The end of randomised control trials is on the cards, a healthcare data expert predicts.
Speaking at the Wired Health conference, Martin Kohn, chief medical scientist at remote patient intelligence firm Sentrian, said the vast wastage of drugs coupled with the shift to personalised medicine would see randomised control trials having less of an impact in directing healthcare decision making.
“Current decision making is not good enough. We need to start looking at people and making personalised decisions – we need to make decisions that are better for individual patients,” he said.
At the moment, randomised control trials are limited in the level of information they can provide, he said. They don’t generate information about individual patients, the trials are conducted in an artificial environment and not in the real world, some results are flawed, and co-morbidities are generally not factored into trial design.
“This gold standard of research isn’t that golden,” he said. “If I’m going to learn about you, I need to look at you in the real world. We need to move away from randomised control trials and on to new ways of thinking about things and getting information. This is where big data comes in.”
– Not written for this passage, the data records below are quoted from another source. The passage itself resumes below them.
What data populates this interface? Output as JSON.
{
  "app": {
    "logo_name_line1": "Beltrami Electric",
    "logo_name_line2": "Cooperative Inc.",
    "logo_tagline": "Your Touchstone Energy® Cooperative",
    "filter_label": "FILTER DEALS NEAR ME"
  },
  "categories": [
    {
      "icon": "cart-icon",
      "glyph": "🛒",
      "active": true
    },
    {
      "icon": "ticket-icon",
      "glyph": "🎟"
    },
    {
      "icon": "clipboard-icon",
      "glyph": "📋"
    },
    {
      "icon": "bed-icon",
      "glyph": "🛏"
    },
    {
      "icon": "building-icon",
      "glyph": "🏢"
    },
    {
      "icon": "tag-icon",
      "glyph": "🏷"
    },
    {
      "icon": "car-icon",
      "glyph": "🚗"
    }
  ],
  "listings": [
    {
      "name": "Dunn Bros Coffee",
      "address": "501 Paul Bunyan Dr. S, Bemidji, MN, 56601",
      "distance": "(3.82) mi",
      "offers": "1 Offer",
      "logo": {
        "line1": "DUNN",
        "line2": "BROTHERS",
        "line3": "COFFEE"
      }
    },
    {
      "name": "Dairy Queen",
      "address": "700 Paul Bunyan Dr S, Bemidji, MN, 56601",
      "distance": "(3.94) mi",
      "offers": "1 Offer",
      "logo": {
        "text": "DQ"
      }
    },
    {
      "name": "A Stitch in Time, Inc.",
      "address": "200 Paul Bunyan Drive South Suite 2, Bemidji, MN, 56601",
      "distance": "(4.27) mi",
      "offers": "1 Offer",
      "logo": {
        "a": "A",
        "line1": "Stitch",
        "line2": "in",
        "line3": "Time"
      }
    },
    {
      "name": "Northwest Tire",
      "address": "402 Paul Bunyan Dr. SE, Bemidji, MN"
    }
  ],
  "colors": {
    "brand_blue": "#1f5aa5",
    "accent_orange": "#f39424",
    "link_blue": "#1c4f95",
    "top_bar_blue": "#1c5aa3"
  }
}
Kohn admitted there would be challenges with this new way of working such as no controls and the possibility of random associations. The volume, velocity, variety and variability of data accessed in the real world could also be a problem, meaning sifting through the noise could be time consuming.
There was also the issue of being stuck under traditional old-style management or regulation, which was not aligned to these new ways of thinking.
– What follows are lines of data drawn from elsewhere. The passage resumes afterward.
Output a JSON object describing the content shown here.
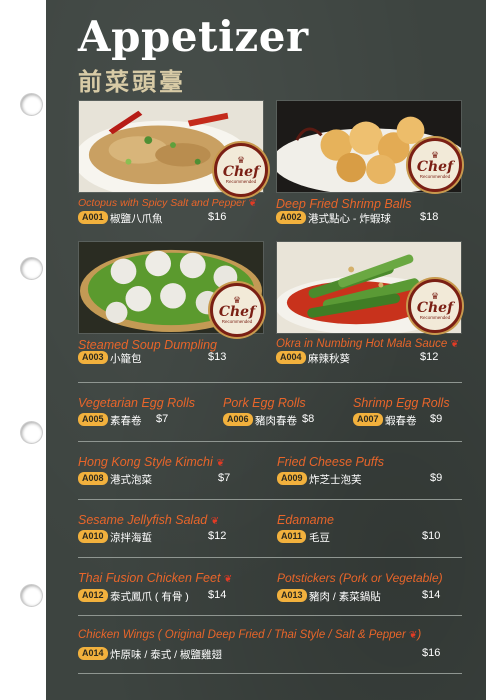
{
  "header": {
    "title": "Appetizer",
    "subtitle": "前菜頭臺"
  },
  "colors": {
    "accent_orange": "#e8652a",
    "code_gold": "#f2b13d",
    "page_bg": "#3d4440"
  },
  "badge": {
    "label": "Chef",
    "caption": "Recommended"
  },
  "featured": [
    {
      "name": "Octopus with Spicy Salt and Pepper",
      "code": "A001",
      "chinese": "椒鹽八爪魚",
      "price": "$16",
      "spicy": true
    },
    {
      "name": "Deep Fried Shrimp Balls",
      "code": "A002",
      "chinese": "港式點心 - 炸蝦球",
      "price": "$18",
      "spicy": false
    },
    {
      "name": "Steamed Soup Dumpling",
      "code": "A003",
      "chinese": "小籠包",
      "price": "$13",
      "spicy": false
    },
    {
      "name": "Okra in Numbing Hot Mala Sauce",
      "code": "A004",
      "chinese": "麻辣秋葵",
      "price": "$12",
      "spicy": true
    }
  ],
  "items": [
    {
      "name": "Vegetarian Egg Rolls",
      "code": "A005",
      "chinese": "素春卷",
      "price": "$7"
    },
    {
      "name": "Pork Egg Rolls",
      "code": "A006",
      "chinese": "豬肉春卷",
      "price": "$8"
    },
    {
      "name": "Shrimp Egg Rolls",
      "code": "A007",
      "chinese": "蝦春卷",
      "price": "$9"
    },
    {
      "name": "Hong Kong Style Kimchi",
      "code": "A008",
      "chinese": "港式泡菜",
      "price": "$7",
      "spicy": true
    },
    {
      "name": "Fried Cheese Puffs",
      "code": "A009",
      "chinese": "炸芝士泡芙",
      "price": "$9"
    },
    {
      "name": "Sesame Jellyfish Salad",
      "code": "A010",
      "chinese": "涼拌海蜇",
      "price": "$12",
      "spicy": true
    },
    {
      "name": "Edamame",
      "code": "A011",
      "chinese": "毛豆",
      "price": "$10"
    },
    {
      "name": "Thai Fusion Chicken Feet",
      "code": "A012",
      "chinese": "泰式鳳爪 ( 有骨 )",
      "price": "$14",
      "spicy": true
    },
    {
      "name": "Potstickers (Pork or Vegetable)",
      "code": "A013",
      "chinese": "豬肉 / 素菜鍋貼",
      "price": "$14"
    },
    {
      "name": "Chicken Wings ( Original Deep Fried / Thai Style / Salt & Pepper",
      "name_end": ")",
      "code": "A014",
      "chinese": "炸原味 / 泰式 / 椒鹽雞翅",
      "price": "$16",
      "spicy": true
    }
  ],
  "chili_glyph": "❦"
}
However, Kohn believed the benefits were vast. He claimed big data and moving away from a reliance on randomised control trials would help the problems currently affecting global healthcare systems. He said the primary target should be focusing on high-cost patients and re-admissions, where the most benefit from real-world data would be felt.
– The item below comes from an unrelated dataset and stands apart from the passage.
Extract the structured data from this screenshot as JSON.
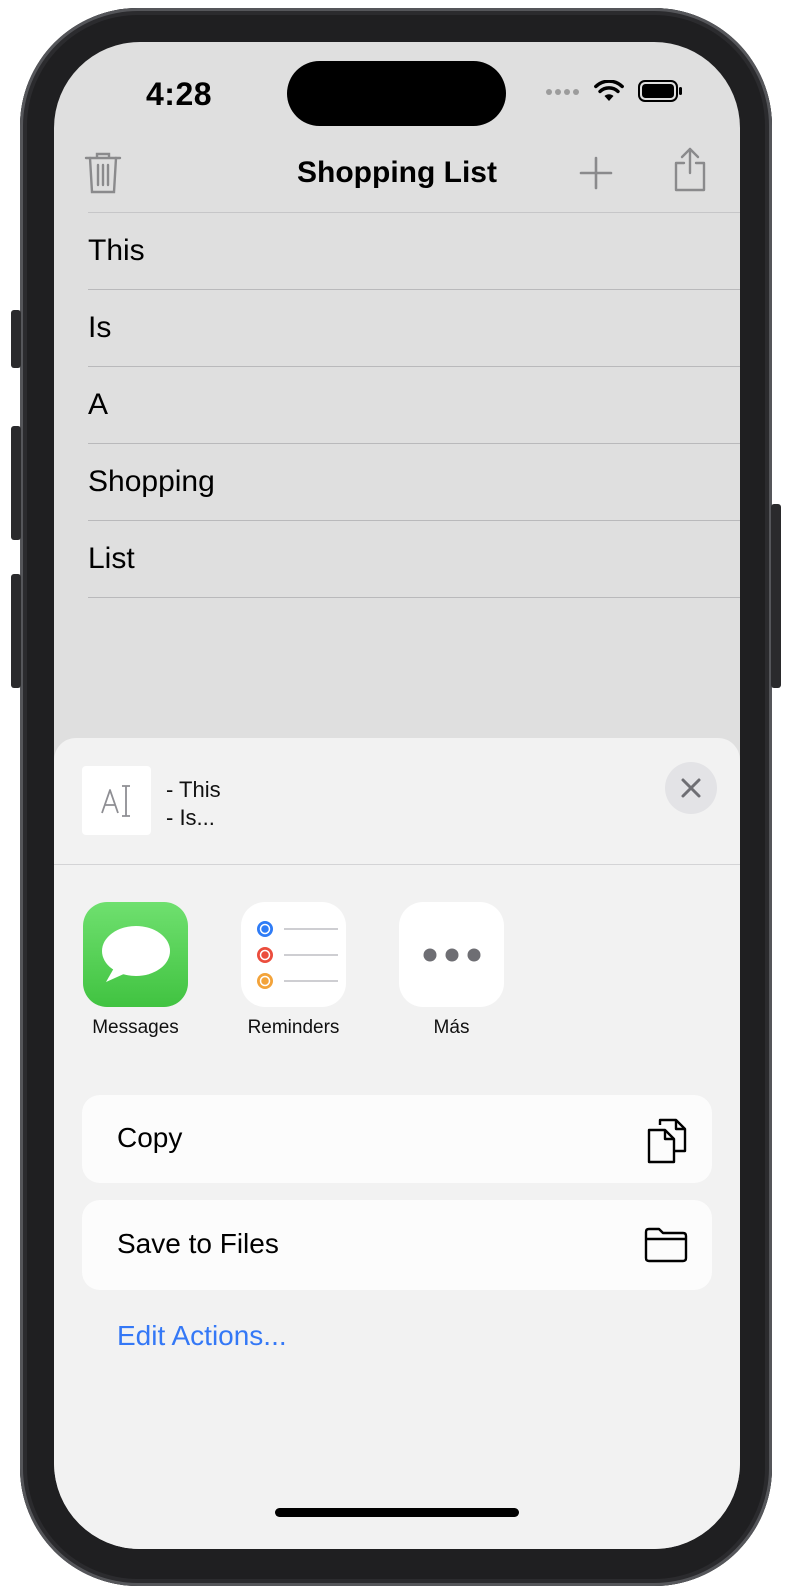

“My prediction for the future is randomised control trials will be less important and they will only be for managing performance and not for making decisions.”